** Opening Provided information block **

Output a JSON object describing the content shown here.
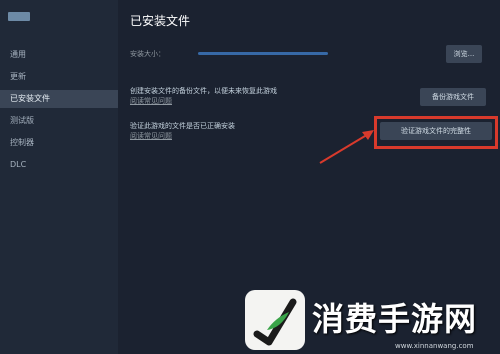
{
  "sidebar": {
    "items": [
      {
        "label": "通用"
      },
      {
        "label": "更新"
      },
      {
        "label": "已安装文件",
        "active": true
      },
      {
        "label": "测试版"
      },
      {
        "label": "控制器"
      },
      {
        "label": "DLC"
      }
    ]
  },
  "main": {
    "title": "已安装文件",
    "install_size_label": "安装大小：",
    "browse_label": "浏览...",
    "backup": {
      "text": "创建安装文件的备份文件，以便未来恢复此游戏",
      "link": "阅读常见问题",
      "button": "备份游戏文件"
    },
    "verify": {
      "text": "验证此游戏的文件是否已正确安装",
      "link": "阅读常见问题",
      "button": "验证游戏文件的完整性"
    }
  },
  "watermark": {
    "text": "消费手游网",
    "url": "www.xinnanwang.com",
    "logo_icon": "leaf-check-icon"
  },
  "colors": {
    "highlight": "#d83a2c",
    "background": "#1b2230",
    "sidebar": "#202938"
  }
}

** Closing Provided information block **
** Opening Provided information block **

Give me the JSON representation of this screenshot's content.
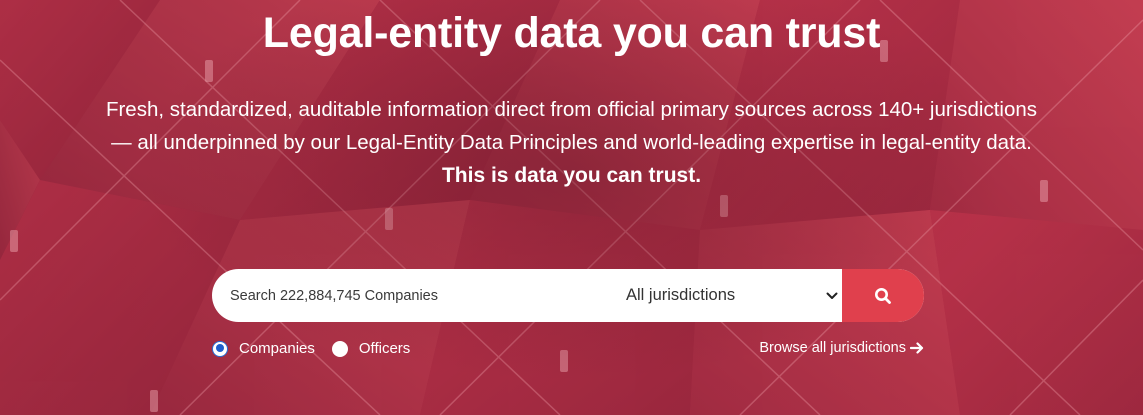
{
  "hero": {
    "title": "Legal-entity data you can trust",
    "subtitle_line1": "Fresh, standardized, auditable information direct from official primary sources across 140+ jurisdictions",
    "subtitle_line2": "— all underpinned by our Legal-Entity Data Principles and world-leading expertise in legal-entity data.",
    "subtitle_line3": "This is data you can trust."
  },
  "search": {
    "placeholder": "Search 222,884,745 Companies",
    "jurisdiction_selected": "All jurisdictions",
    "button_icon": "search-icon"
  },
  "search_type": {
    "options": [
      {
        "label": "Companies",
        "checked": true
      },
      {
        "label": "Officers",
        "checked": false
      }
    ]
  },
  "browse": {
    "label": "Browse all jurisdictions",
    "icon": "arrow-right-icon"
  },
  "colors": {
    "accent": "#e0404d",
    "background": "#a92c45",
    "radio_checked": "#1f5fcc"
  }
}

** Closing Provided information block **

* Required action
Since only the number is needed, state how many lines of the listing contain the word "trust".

* Expected answer
2